Katmai National Park's awe-inspiring natural powers confront us most visibly in its brown bears. In summer, North America's largest land predators gather along streams to feast on salmon runs, building weight from this wealth of protein and fat, preparing for the long winter ahead. Alaska's brown bears and grizzlies are now considered one species. People commonly consider grizzlies to be those that live 100 miles and more inland. Browns are bigger than grizzlies thanks to their rich diet of fish. Kodiak brown bears are a different subspecies that is geographically isolated on Kodiak Island in the Gulf of Alaska. Mature male bears in Katmai may weigh up to 900 pounds. Mating occurs from May to mid-July, with the cubs born in dens in mid-winter. Up to four cubs may be born, at a mere pound each. Cubs stay with the mother for two years, during which time she does not reproduce. The interval between litters is usually at least three years. Brown bears dig a new den each year, entering it in November and emerging in April. About half of their lifetimes is spent in their dens. Because each bear is an individual, no one can predict exactly how a given bear will act in a given situation. These awe-inspiring bears symbolize the wildness of Katmai today.
Besides brown bear, Katmai National Park provides a protected home to moose, caribou, red fox, wolf, lynx, wolverine, river otter, mink, marten, weasel, porcupine, snowshoe hare, red squirrel, and beaver. Marine mammals include; sea lions, sea otters, and hair seals. Beluga, killer, and gray whales can also be seen along the coast of the park.
A predictable eruption occurs at Katmai National Park and Preserve annually as salmon burst from the northern Pacific Ocean and into park waters. Sockeye (also known as red) salmon return from the ocean, where they have spent two or three years. Navigating first across the open ocean, and then up rivers, lakes, and streams, they return to the headwater gravel beds of their birth to deposit their own young before dying. Their size, averaging 5 to 7 pounds, varies proportionally to how long they spend feeding at sea.

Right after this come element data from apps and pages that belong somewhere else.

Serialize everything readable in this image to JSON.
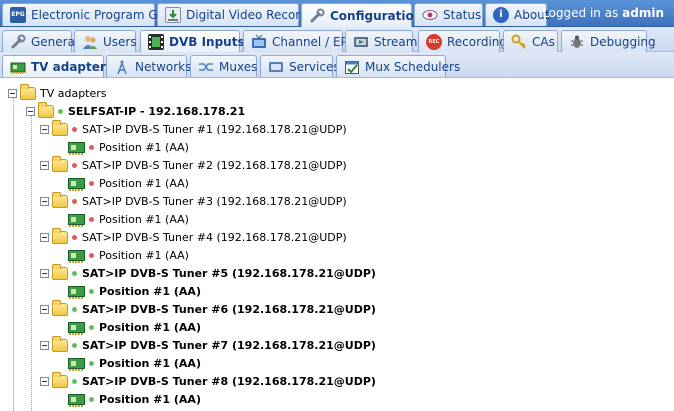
{
  "main_tabs": [
    {
      "label": "Electronic Program Guide",
      "icon": "epg-icon"
    },
    {
      "label": "Digital Video Recorder",
      "icon": "download-icon"
    },
    {
      "label": "Configuration",
      "icon": "wrench-icon"
    },
    {
      "label": "Status",
      "icon": "eye-icon"
    },
    {
      "label": "About",
      "icon": "info-icon"
    }
  ],
  "session": {
    "prefix": "Logged in as",
    "user": "admin"
  },
  "config_tabs": [
    {
      "label": "General",
      "icon": "wrench-icon"
    },
    {
      "label": "Users",
      "icon": "users-icon"
    },
    {
      "label": "DVB Inputs",
      "icon": "film-icon"
    },
    {
      "label": "Channel / EPG",
      "icon": "tv-icon"
    },
    {
      "label": "Stream",
      "icon": "stream-icon"
    },
    {
      "label": "Recording",
      "icon": "rec-icon"
    },
    {
      "label": "CAs",
      "icon": "key-icon"
    },
    {
      "label": "Debugging",
      "icon": "bug-icon"
    }
  ],
  "dvb_tabs": [
    {
      "label": "TV adapters",
      "icon": "tv-adapter-icon"
    },
    {
      "label": "Networks",
      "icon": "antenna-icon"
    },
    {
      "label": "Muxes",
      "icon": "muxes-icon"
    },
    {
      "label": "Services",
      "icon": "services-icon"
    },
    {
      "label": "Mux Schedulers",
      "icon": "scheduler-icon"
    }
  ],
  "tree": {
    "root": "TV adapters",
    "device": "SELFSAT-IP - 192.168.178.21",
    "tuners": [
      {
        "label": "SAT>IP DVB-S Tuner #1 (192.168.178.21@UDP)",
        "position": "Position #1 (AA)",
        "status": "red"
      },
      {
        "label": "SAT>IP DVB-S Tuner #2 (192.168.178.21@UDP)",
        "position": "Position #1 (AA)",
        "status": "red"
      },
      {
        "label": "SAT>IP DVB-S Tuner #3 (192.168.178.21@UDP)",
        "position": "Position #1 (AA)",
        "status": "red"
      },
      {
        "label": "SAT>IP DVB-S Tuner #4 (192.168.178.21@UDP)",
        "position": "Position #1 (AA)",
        "status": "red"
      },
      {
        "label": "SAT>IP DVB-S Tuner #5 (192.168.178.21@UDP)",
        "position": "Position #1 (AA)",
        "status": "green"
      },
      {
        "label": "SAT>IP DVB-S Tuner #6 (192.168.178.21@UDP)",
        "position": "Position #1 (AA)",
        "status": "green"
      },
      {
        "label": "SAT>IP DVB-S Tuner #7 (192.168.178.21@UDP)",
        "position": "Position #1 (AA)",
        "status": "green"
      },
      {
        "label": "SAT>IP DVB-S Tuner #8 (192.168.178.21@UDP)",
        "position": "Position #1 (AA)",
        "status": "green"
      }
    ]
  }
}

The salmon run begins here in mid to late June. By July's end a million fish may have moved from Bristol Bay into the Naknek system of lakes and rivers. Salmon stop feeding upon entering freshwater, and physiological changes lead to the distinctive red color, humped back, and elongated jaw they develop during spawning. The salmon spawn during August, September, and October. Stream bottoms must have the correct texture of loose gravel for the eggs to develop. The stream must flow freely through winter to aerate the eggs. By spring the young fish that have just hatched, called 'fry' or 'juveniles', emerge from the gravels and migrate into the larger lakes, living there two years. The salmon then migrate to sea, returning in two or three years to spawn and begin the cycle once again. Salmon provide food for the brown bears, bald eagles, rainbow trout, and directly or indirectly for the other creatures that forage along these streams. They also have been important to Katmai people for several thousand years, and commercial fishing, outside the park, remains the mainstay of today's local economy.